Vermont schools sue Monsanto over toxic PCB contamination
Jul 5, 2023, 12:54 PM | Updated: 3:38 pm
CABOT, Vt. (AP) — Dozens of Vermont school districts have sued chemical giant Monsanto over toxic contamination in educational buildings from now-banned industrial chemicals known as PCBs.
Last year, Vermont became the first state in the country to require older schools to test their indoor air for polychlorinated biphenyls, which were used in building materials and electrical equipment before 1980.
More than 90 school districts filed the complaint on Friday in federal court. They’re seeking to recover costs and damages because, under Vermont’s law, schools with high-enough contamination levels must reduce exposure. Removing the PCBs will be expensive, and certain districts may have to demolish buildings and replace them with new ones — which in total could cost them “hundreds of millions, if not billions, of dollars,” the lawsuit says.
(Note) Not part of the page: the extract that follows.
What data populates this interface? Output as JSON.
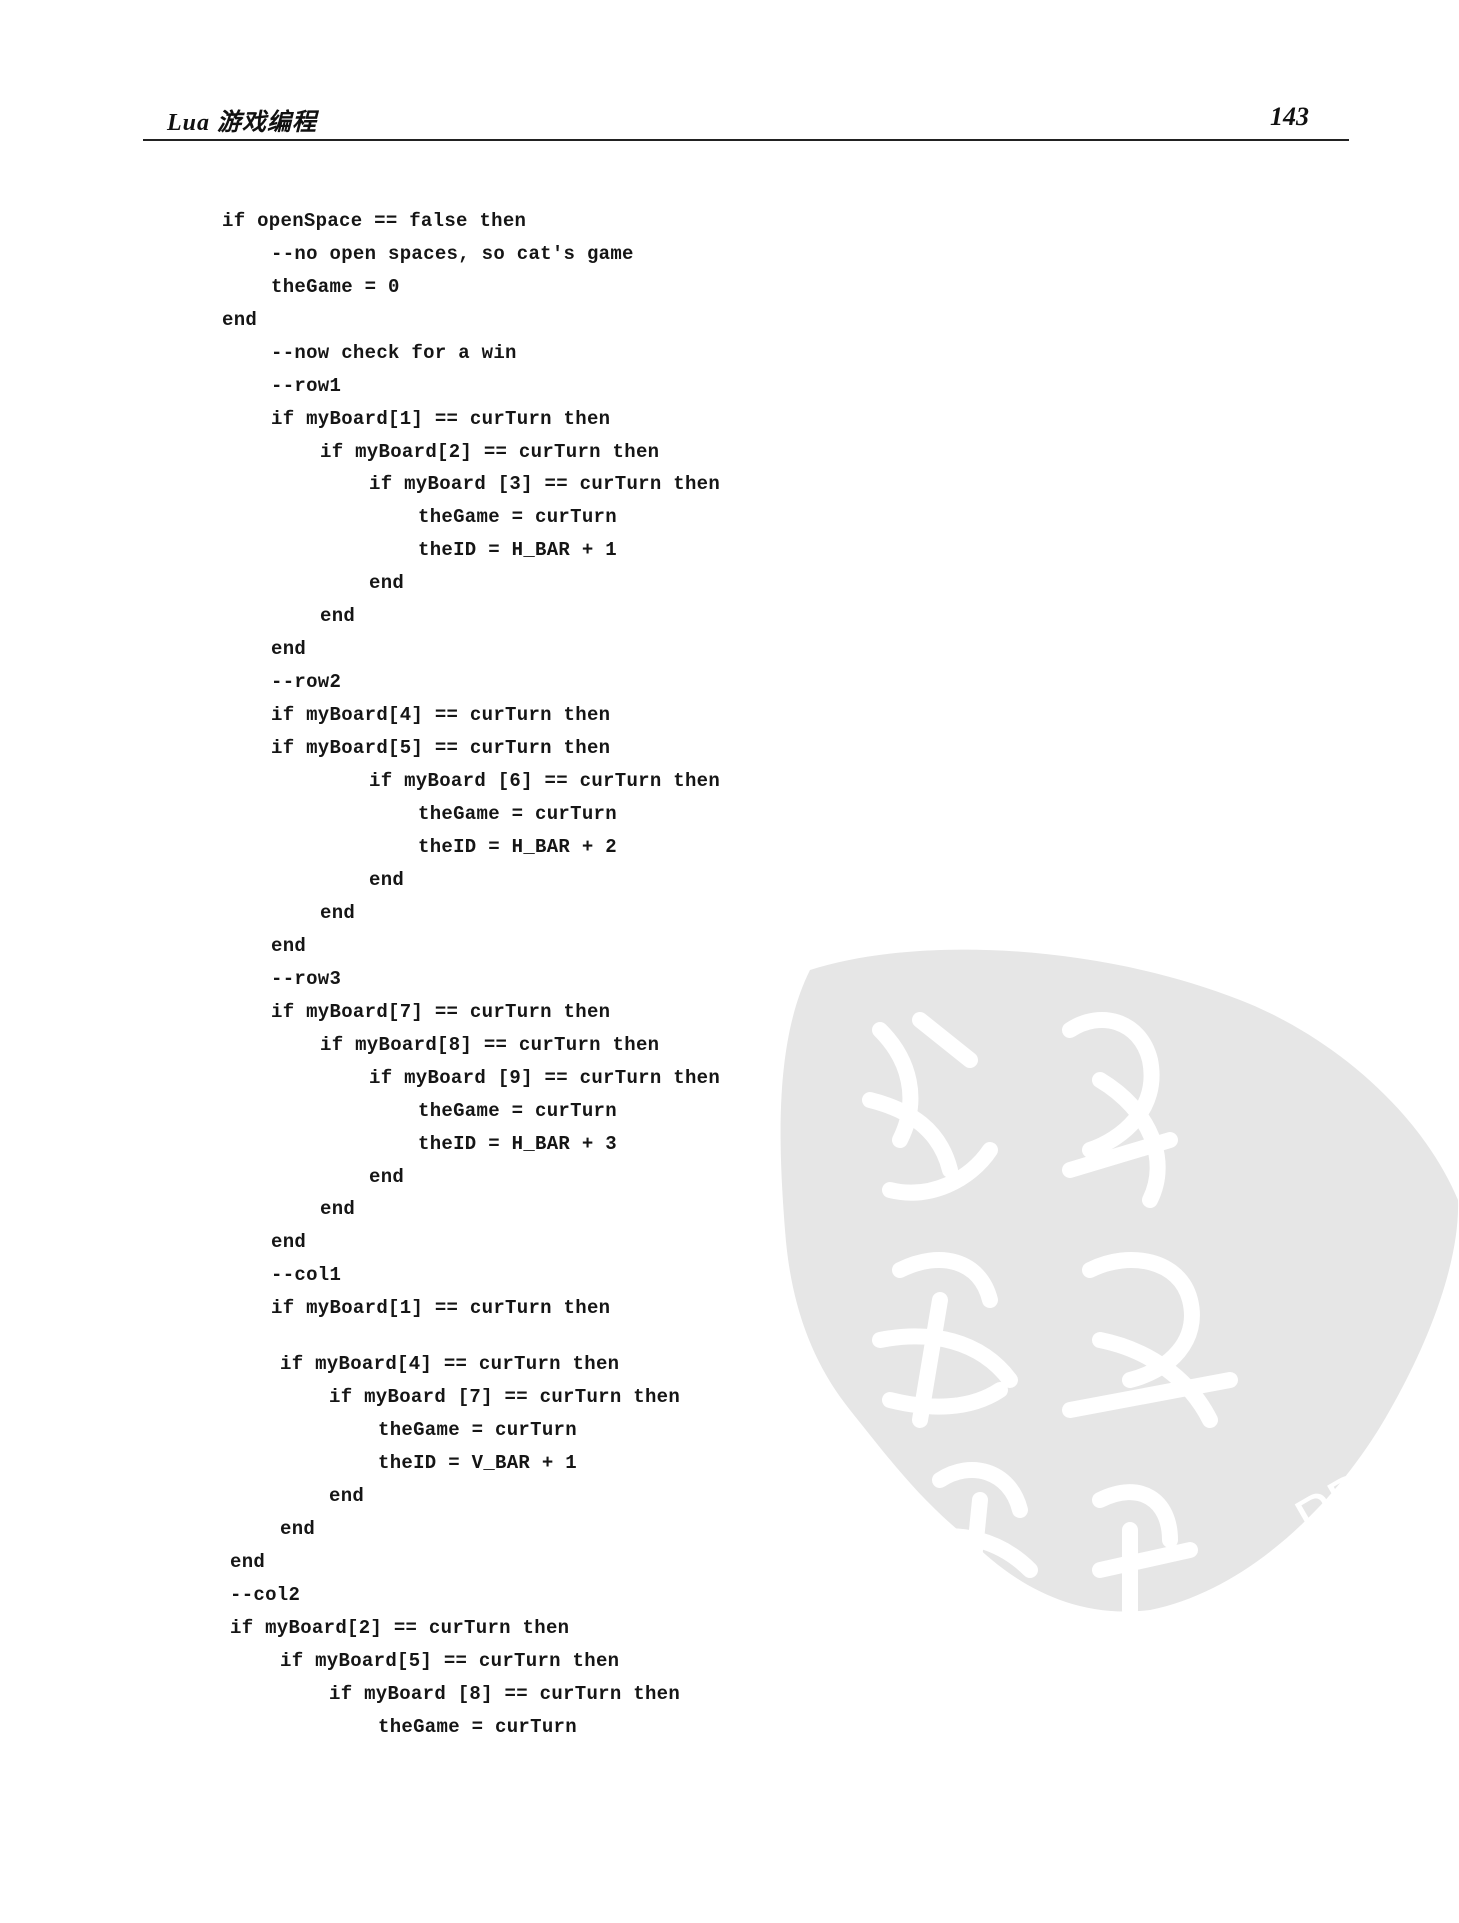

The PCBs are present in the school buildings from caulking and glazing compounds, sealants, adhesives, and other construction materials.
Monsanto said the case has no merit and that “third party companies, not Monsanto” produced the PCB-laden materials likely used at the schools.
“Monsanto never manufactured, used or disposed of PCBs in Vermont and has not manufactured these products for more than 45 years,” the company said in a statement late Monday. Monsanto is now owned by Bayer, the pharmaceutical and biotechnology company.
The company is also seeking an emergency hearing and the preservation of evidence. Monsanto wants the districts to let it participate in environmental testing and PCB-source identification, and to document and observe the remediation work.
PCBs were used in building materials and electrical equipment like transformers, capacitors and fluorescent lighting ballasts. The U.S. Environmental Protection Agency banned manufacturing and certain uses of them in 1979 over concerns they could cause cancer and other illnesses, according to the Vermont Department of Environmental Conservation.
A 2019 Associated Press investigation found that millions of fluorescent light ballasts containing PCBs probably remain in schools and day care centers across the U.S. — four decades after the chemicals were banned.
The chemicals can be released into the air and students and staff can be exposed by breathing in dust or vapors containing them; getting dust on their hands and then consuming it while eating or drinking; and having skin contact with materials that contain the chemicals, according to the department.
PCB contamination forced an entire Vermont high school to move into a closed department store in downtown Burlington, where students have taken classes since March 2021 while the old school is being demolished. The store connected to a now-closed mall underwent a $3.5 million retrofit supported by the state.
Two years ago, three teachers in Washington state who sued Monsanto over exposure to PCBs in fluorescent lights were awarded $185 million. The teachers, who worked at the Sky Valley Education Center in Monroe, Washington, said they suffered brain damage from exposure to PCBs in the fluorescent lighting at the school.
The Vermont attorney general also sued Monsanto last month over PCB contamination in Vermont’s schools and natural resources. The chemicals are highly persistent and continue to circulate in Vermont’s waters and other natural resources, and have accumulated to dangerous levels in sediment, wildlife and fish, according to the lawsuit. Vermont has a fish consumption advisory for all of Lake Champlain and the Hoosic River because of the contamination, the lawsuit states.
Monsanto also said that lawsuit had no merit for the same reasons it cited in the school districts’ case.